Nearly 300 elected officials, business leaders, sponsors and VIPs had a sneak peek of the internationally renowned Science Tunnel before it opened to the public, at a private reception at the South Florida Science Museum. The special exhibition by Germany’s Max Planck Society, makes its U.S. debut in West Palm Beach, and runs for 10 weeks through March 29, 2009, inside a 10,000-square-foot tent on the grounds of the Museum.
Guests expressed fascination with the interactive mutimedia exhibition, which offers visitors engaging insight into the realm of scientific discoveries. Mary Sellers, CEO of the Museum; Dr. Peter Gruss, president of the Max Planck Society; and presenting sponsor Fabiola Brumley, Palm Beach market president of Bank of America made a special presentation during the evening.
Those in attendance included Florida Representative, Carl Domino; Jenni Garrison from the Governor’s Office of Tourism, Trade and Economic Development; Palm Beach County Tax Collector, Anne Gannon; Palm Beach County Supervisor of Elections, Susan Bucher; Palm Beach County Clerk and Comptroller, Sharon Bock; West Palm Beach Mayor, Lois Frankel; West Palm Beach City Commissioners, Molly Douglas and Kimberly Mitchell; Town of Jupiter Mayor, Karen Golonka and Vice Mayor, Wendy Harrison; and the Palm Beach County School Board’s Dr. Art Johnson and Bill Graham.
Business and community leaders were Rhys Williams, chairman of the board of trustees for the South Florida Science Museum; Dennis Grady, president of the Chamber of Commerce of the Palm Beaches; Kelly Smallridge, president of the Business Development Board; Ken Kahn of LRP Publications and president of the Business Development Board’s Board of Directors; Mike Jones, president of the Economic Council of Palm Beach County; Ken Kirby of TransDermal Technologies; Mike Mitrione and Meenu Sasser of Gunster; Harvey Oyer of Shutts and Bowen; Rex Kirby of Suffolk Construction; Dr. Ram Narayanan and Dr. Gary Perry of Florida Atlantic University; Bill Fleming of Palm Beach Atlantic University; Apollo 14 astronaut Dr. Edgar Mitchell; and Palm Beach supporters Howard and Julie Rudolph, and Matt and Helene Lorentzen.
Now open, the Science Tunnel features video stations and hands-on exhibits designed to spark interest in science and a deeper understanding of science research among even the youngest minds. Visitors can observe dancing atoms and molecules at work; discover the roots of human culture; fight a virus before it infects the body; or race through the city of Tübingen, Germany on a bicycle, at the speed of light.
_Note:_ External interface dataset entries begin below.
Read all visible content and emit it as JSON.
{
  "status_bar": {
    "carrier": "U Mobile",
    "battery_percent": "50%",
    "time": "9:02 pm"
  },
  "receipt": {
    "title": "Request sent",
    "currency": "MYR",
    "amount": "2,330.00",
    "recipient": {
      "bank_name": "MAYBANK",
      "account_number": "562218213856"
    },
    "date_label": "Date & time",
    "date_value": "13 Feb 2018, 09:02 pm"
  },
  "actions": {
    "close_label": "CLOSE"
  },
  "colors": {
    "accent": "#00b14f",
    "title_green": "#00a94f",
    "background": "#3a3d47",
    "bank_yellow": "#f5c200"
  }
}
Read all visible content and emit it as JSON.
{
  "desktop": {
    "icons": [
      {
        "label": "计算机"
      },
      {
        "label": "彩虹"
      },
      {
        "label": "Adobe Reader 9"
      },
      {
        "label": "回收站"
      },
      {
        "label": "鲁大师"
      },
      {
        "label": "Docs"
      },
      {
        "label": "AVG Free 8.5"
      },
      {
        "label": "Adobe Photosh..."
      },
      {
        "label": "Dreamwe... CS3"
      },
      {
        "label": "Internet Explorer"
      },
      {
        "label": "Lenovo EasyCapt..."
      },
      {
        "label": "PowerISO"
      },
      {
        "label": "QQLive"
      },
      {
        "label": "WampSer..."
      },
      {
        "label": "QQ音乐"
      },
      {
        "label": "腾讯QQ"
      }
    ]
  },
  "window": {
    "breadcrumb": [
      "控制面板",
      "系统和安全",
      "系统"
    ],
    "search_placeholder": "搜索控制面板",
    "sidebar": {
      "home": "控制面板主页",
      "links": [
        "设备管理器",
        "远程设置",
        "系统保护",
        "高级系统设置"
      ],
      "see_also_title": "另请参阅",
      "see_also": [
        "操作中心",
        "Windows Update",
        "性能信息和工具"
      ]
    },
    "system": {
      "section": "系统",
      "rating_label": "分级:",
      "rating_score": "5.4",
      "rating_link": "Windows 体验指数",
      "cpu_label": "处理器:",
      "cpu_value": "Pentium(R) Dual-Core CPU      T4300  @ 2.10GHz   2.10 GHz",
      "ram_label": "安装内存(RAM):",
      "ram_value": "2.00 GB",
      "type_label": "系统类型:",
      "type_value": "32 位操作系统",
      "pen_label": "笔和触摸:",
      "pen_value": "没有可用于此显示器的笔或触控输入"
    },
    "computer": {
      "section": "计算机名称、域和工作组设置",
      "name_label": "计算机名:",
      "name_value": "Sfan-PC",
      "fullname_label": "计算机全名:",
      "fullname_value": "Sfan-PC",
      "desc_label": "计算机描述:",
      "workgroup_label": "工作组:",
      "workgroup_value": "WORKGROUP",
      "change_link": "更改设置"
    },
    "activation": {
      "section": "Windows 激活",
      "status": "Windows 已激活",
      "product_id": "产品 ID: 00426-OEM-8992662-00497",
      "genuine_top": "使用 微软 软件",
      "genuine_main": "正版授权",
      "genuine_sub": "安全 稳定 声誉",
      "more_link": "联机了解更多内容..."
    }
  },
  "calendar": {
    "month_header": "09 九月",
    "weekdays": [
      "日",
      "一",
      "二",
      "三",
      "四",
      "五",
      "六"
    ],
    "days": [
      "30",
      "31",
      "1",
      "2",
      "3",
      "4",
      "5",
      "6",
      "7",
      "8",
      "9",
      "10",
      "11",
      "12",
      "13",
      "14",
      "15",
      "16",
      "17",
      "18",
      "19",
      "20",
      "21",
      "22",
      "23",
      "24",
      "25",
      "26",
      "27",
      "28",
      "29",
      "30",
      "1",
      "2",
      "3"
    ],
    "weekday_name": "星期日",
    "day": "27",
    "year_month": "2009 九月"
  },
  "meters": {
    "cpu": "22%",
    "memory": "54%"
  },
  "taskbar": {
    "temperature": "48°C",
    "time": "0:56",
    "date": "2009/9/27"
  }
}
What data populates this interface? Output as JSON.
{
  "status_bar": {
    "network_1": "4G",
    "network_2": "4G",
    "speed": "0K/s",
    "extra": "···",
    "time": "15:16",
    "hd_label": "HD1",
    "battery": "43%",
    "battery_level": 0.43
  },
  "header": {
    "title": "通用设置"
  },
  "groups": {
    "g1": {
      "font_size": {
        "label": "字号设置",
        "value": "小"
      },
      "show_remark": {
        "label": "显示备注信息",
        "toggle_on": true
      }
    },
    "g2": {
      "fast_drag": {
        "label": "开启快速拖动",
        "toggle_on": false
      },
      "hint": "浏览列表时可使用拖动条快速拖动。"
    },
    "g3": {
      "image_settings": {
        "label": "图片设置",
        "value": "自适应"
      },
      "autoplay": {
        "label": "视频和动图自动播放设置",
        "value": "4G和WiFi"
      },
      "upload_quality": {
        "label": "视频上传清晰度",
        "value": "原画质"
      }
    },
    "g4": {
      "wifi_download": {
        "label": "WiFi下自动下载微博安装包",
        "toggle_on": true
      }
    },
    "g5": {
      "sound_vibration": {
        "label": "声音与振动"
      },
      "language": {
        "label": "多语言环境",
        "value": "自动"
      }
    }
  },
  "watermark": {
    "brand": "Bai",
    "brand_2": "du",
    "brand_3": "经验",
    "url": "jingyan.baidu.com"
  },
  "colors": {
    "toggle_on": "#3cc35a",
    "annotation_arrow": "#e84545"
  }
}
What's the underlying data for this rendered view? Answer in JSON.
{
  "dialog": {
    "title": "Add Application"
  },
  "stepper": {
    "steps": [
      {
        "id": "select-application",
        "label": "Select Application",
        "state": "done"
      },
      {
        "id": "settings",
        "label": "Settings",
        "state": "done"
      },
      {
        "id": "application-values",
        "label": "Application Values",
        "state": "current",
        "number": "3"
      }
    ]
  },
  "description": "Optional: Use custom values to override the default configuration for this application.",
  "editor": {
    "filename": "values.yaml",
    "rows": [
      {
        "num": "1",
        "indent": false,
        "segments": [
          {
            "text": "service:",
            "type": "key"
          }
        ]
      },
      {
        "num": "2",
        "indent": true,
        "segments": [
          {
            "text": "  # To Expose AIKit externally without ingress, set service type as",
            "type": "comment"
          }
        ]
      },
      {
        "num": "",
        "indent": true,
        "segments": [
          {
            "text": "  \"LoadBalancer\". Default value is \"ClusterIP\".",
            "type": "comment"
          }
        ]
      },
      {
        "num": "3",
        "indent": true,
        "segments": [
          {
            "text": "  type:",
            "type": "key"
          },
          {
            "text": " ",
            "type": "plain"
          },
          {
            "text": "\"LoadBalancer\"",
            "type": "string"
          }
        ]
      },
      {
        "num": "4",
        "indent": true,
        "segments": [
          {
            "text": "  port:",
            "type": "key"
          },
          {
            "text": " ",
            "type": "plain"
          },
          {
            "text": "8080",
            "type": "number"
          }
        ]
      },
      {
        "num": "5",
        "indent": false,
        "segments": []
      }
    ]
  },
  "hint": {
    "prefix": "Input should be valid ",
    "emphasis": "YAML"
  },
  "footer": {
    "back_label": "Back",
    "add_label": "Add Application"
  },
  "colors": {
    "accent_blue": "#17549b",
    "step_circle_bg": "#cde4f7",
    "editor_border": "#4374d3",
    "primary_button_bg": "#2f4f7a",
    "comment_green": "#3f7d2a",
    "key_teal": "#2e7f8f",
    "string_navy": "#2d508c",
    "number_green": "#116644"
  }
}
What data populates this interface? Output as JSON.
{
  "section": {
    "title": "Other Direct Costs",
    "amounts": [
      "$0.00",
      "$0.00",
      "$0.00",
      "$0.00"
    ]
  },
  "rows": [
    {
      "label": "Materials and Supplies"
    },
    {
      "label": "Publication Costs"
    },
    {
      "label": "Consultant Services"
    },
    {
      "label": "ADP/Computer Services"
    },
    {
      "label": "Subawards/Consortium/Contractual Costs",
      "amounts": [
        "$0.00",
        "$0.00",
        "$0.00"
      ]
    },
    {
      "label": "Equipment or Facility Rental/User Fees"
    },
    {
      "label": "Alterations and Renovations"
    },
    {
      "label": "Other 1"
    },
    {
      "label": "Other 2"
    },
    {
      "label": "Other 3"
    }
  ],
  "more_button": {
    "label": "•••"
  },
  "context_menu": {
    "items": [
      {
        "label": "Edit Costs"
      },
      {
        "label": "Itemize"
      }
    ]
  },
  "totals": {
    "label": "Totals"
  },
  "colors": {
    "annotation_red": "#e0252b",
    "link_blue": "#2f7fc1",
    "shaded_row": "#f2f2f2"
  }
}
Most of the unique pictures, videos, computer simulations and exhibits within the Science Tunnel come from the 80 Max Planck institutes in Germany and abroad. CERN, the world’s largest particle physics laboratory, the European Space Agency (ESA), the European Southern Observatory (ESO), the Fraunhofer Society and other institutions have also loaned valuable components.
Debuted in Ludwigshafen, Germany in 2005, the Science Tunnel has traveled to some of the great cities of the world including Tokyo, Singapore, Shanghai, Brussels, Johannesburg, Seoul, and Berlin. Palm Beach County, Fla. – home to the new Max Planck Florida Institute – is its first U.S. location.
Admission is $15 for adults and $10 for children ages three to 12. Prices include access to the South Florida Science Museum. The Museum is located at 4801 Dreher Trail North in West Palm Beach, Florida, and is open seven days a week. Exhibition times may vary. Contact 561.832.1988 or www.sfsm.org for more information.